[Dataset rows for apps and sites]
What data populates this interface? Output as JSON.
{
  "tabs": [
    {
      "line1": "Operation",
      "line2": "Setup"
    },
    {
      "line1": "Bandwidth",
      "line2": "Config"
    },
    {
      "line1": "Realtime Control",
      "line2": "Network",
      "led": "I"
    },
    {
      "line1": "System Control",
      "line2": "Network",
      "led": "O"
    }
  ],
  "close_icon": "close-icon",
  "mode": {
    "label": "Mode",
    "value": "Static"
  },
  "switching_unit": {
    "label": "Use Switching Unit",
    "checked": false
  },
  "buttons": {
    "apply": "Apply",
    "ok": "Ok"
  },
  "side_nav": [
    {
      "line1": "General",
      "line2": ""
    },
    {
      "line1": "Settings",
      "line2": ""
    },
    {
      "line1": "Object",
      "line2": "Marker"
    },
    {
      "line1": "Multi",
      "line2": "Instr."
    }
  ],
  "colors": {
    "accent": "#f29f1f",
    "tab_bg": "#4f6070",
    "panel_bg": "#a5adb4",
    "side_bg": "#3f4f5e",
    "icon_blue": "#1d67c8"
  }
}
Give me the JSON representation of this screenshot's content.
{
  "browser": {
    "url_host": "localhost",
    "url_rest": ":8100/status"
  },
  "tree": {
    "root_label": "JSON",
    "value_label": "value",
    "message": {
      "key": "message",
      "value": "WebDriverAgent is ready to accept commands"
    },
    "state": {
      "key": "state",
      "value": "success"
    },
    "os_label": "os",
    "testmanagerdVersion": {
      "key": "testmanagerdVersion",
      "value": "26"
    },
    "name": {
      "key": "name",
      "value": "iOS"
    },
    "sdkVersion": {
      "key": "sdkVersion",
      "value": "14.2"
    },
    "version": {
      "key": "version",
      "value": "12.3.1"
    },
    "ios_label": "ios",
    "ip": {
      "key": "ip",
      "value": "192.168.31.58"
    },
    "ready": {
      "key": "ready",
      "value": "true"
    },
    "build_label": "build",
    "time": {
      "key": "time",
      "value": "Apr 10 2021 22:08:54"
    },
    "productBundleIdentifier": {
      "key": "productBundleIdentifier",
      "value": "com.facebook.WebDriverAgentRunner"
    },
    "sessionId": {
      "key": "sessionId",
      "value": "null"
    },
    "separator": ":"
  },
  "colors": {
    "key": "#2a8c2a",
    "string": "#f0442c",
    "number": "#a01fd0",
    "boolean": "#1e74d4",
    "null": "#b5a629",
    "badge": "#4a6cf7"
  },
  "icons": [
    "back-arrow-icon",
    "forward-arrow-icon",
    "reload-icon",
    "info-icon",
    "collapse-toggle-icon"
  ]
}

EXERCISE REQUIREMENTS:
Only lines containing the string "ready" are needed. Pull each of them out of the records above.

FINISHED EXERCISE:
      "value": "WebDriverAgent is ready to accept commands"
    "ready": {
      "key": "ready",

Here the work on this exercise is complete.